As time drew near for Mary to give birth, the Roman emperor, Augustus, issued a decree that a census was going to be taken and everyone had to go to their home town. This meant that Joseph and his family had to go to Bethlehem. As they arrived there, it came time for the baby to be born. The only available space was a stable in back of an inn in town and there Mary gave birth to a boy named Jesus. She wrapped him in cloth and laid him in the manger. There Joseph and Mary shared in the excitement of becoming parents.
Shortly after the birth, they were visited by shepherds who came from a nearby field because angels had appeared to them telling them that the long awaited Messiah was born in Bethlehem. They immediately dropped what they were doing and went to see this baby boy. Amazed and excited they told everyone they saw about what had happened.
Around this same time, some men from a distant land who knew astrology recognized a special star in the sky. Somehow they knew this star signified the coming of the King of the Jews and they followed the star so that they could worship him. When they finally reached the place where Mary and Joseph were, they bowed down in awe and respect. They worshiped Jesus and gave him expensive gifts of gold, frankincense and myrrh.
Eight days after Jesus was born he was circumcised, lots of excitement there, and then was taken to the Temple by Mary and Joseph to offer sacrifices to God for their son. It is at this point that I want to slow down the story and take some time to reflect about a man named Simeon. (Text on screen)
***Read Luke 2:25-32***
As Mary and Joseph are at the temple they meet an old man, whose name was Simeon. Verse 25 tells us that he was righteous and devout and that he “was eagerly awaiting for the Messiah to come and rescue Israel.” I think one thing that is sometimes forgotten in the Christmas story is this “eager waiting” that Luke describes in Simeon.
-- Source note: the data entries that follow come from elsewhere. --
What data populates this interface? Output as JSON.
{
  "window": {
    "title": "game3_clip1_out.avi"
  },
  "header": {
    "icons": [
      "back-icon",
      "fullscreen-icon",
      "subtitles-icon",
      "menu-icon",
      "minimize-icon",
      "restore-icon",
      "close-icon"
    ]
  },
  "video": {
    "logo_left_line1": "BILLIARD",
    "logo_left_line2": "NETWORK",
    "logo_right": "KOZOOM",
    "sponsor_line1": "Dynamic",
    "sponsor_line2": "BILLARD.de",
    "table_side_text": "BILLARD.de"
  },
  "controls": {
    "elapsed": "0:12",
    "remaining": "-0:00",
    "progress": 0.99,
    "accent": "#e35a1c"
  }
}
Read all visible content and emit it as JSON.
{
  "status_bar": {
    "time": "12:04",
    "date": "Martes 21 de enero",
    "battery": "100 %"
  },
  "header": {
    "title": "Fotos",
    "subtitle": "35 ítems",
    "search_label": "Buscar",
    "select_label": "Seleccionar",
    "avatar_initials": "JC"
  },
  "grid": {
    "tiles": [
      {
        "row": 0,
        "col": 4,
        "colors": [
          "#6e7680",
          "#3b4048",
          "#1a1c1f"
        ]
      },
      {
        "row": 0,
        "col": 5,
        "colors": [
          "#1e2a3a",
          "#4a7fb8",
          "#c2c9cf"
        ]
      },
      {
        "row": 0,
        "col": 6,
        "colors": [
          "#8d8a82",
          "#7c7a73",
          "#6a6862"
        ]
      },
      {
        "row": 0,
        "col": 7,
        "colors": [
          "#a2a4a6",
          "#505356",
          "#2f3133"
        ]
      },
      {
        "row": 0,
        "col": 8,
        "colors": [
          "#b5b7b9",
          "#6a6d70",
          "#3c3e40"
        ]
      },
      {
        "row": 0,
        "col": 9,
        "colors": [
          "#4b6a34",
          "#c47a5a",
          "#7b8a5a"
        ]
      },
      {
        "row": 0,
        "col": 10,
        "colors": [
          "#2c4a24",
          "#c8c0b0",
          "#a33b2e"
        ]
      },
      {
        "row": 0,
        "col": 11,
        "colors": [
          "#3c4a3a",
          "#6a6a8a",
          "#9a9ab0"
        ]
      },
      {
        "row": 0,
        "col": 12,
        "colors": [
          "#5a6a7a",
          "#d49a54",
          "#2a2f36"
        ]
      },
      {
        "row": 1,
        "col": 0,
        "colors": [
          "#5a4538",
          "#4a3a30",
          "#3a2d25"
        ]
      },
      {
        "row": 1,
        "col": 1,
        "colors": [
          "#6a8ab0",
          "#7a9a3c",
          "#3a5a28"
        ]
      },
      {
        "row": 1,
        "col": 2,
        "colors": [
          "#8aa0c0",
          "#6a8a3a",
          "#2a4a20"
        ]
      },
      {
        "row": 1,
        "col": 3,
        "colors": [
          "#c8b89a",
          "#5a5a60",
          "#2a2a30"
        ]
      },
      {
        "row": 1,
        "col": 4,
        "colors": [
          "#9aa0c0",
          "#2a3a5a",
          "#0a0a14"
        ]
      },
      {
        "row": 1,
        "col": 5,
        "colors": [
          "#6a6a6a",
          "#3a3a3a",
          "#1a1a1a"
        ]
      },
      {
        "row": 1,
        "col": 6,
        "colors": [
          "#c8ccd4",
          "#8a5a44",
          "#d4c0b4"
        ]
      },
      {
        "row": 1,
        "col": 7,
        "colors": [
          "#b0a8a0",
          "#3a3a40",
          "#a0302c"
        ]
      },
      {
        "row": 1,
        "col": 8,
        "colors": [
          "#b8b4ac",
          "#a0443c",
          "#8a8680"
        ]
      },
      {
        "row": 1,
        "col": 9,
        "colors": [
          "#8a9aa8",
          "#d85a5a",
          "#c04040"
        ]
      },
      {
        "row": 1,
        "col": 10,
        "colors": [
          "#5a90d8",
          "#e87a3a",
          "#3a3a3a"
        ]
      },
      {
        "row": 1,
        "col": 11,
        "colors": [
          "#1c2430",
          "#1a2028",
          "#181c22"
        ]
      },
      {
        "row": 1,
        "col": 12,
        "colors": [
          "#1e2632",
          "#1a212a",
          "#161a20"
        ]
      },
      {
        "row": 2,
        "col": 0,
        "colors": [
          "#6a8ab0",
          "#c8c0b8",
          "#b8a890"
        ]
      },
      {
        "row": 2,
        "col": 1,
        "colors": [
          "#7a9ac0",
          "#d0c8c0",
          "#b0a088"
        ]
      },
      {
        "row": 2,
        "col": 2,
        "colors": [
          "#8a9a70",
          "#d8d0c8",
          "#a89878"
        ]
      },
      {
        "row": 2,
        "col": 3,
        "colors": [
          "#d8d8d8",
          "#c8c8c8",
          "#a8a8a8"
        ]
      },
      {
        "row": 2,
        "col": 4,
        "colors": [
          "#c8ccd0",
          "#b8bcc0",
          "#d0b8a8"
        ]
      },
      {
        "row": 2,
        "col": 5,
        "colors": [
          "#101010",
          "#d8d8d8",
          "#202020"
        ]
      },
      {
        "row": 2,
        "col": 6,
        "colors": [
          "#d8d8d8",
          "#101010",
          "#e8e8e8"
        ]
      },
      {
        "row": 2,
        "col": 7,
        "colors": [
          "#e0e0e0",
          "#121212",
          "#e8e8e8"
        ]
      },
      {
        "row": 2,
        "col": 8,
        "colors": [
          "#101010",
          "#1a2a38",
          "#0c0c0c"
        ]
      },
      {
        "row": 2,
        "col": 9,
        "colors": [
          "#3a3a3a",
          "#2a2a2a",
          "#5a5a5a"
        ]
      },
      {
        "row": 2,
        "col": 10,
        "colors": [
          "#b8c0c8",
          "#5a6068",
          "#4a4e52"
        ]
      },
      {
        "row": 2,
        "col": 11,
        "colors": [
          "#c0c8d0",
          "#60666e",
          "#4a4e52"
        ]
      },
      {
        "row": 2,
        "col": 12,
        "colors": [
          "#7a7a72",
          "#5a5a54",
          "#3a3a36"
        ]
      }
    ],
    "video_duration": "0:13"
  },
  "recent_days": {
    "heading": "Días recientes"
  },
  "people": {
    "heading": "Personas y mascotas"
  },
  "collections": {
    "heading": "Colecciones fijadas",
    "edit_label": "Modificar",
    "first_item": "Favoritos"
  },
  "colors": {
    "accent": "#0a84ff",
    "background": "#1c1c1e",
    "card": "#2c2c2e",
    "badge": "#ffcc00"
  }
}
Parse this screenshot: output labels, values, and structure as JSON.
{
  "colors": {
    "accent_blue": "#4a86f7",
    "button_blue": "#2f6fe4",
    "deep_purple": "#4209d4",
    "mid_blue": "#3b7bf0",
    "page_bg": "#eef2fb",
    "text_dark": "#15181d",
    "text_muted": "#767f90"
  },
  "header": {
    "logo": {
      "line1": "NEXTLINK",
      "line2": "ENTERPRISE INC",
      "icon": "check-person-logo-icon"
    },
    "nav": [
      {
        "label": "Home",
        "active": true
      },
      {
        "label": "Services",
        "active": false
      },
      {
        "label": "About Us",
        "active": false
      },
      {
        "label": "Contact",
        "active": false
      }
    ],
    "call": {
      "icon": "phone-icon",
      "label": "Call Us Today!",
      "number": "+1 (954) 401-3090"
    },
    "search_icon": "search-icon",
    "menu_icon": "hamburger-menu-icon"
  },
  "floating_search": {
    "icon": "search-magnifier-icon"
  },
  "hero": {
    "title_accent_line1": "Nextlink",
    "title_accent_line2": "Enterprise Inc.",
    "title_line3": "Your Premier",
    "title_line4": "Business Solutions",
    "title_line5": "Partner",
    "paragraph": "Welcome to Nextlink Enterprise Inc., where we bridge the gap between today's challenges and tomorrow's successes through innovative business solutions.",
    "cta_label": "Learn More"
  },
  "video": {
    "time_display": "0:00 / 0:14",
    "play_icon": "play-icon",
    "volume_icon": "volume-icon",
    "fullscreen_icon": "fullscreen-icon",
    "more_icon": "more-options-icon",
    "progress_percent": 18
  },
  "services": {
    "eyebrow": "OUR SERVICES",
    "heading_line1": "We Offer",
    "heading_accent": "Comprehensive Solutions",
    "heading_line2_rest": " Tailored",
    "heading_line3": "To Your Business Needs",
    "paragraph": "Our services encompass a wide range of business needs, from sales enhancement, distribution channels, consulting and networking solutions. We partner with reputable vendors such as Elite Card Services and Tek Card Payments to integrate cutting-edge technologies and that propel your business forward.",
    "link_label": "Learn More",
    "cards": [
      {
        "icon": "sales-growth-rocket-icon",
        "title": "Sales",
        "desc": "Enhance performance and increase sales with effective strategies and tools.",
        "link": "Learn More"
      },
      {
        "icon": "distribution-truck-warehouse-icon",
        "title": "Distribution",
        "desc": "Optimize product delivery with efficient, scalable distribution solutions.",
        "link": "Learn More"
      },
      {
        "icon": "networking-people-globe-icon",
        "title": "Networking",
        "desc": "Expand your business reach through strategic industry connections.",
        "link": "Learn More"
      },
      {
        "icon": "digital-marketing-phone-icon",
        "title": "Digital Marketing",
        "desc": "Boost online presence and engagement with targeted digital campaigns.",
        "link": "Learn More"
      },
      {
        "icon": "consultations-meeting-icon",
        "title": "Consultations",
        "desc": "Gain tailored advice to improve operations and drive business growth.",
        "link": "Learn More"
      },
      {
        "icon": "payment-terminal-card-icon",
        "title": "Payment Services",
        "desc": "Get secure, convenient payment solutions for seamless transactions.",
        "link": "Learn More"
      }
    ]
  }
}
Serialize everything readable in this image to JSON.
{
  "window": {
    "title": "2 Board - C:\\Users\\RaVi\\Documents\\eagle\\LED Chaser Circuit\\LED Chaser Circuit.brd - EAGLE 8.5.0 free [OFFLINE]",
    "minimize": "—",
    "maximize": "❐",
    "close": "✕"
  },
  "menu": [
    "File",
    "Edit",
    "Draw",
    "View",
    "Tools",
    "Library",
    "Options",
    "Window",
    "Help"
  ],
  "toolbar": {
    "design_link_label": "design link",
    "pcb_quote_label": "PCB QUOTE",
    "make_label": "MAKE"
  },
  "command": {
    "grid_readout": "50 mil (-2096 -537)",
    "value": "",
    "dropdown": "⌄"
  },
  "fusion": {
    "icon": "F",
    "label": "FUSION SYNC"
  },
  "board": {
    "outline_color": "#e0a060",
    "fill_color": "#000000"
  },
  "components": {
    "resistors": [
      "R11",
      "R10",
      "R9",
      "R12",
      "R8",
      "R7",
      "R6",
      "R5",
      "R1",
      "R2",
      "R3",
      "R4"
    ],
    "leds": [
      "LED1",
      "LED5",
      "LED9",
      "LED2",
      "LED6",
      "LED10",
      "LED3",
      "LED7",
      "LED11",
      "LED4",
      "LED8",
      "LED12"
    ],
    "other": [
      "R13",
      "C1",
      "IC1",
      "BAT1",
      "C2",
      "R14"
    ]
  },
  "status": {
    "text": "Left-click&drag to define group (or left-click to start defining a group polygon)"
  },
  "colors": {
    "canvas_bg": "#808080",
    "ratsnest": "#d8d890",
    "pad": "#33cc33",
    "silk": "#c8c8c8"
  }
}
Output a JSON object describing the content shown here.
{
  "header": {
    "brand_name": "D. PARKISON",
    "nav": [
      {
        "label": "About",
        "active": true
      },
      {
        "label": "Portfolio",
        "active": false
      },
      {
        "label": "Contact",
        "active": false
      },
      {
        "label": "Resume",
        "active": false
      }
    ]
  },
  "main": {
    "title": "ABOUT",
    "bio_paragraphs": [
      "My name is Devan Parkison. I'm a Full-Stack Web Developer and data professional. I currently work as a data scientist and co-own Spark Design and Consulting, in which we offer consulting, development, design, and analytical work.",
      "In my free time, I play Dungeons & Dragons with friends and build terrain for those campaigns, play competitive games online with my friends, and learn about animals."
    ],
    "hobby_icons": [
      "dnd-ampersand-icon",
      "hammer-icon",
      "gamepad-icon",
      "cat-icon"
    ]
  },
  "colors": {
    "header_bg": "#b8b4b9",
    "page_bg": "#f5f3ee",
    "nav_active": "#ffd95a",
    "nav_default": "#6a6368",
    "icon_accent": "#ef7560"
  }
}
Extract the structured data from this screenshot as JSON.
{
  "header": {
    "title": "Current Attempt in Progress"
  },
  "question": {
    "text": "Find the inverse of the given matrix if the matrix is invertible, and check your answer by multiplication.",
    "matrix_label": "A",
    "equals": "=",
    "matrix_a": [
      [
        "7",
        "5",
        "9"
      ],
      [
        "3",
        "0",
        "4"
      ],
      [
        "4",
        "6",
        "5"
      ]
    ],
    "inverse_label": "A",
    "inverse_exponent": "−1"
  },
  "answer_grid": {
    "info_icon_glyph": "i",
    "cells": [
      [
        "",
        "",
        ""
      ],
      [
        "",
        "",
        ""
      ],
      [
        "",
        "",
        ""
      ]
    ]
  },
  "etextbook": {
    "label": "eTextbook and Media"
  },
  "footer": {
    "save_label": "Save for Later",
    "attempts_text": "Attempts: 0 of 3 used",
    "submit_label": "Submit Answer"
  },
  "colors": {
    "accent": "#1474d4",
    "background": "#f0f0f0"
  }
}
What we don’t always understand about the first Christmas is that people had been waiting for it for thousands of years before. Compare that with the excitement that we get waiting just one year for Christmas.
There are many passages throughout the Old Testament that prophecy about the birth of Jesus, the Messiah. To name a few, Isaiah 7:14 tells about what the baby would be named. Micah 5:2 tells us that the baby will be born in Bethlehem. Jeremiah 23:5 talked about how the Savior would come from David’s line. And there are more that talk about being born of a virgin, having to go to Egypt, having the wise men come, and many more.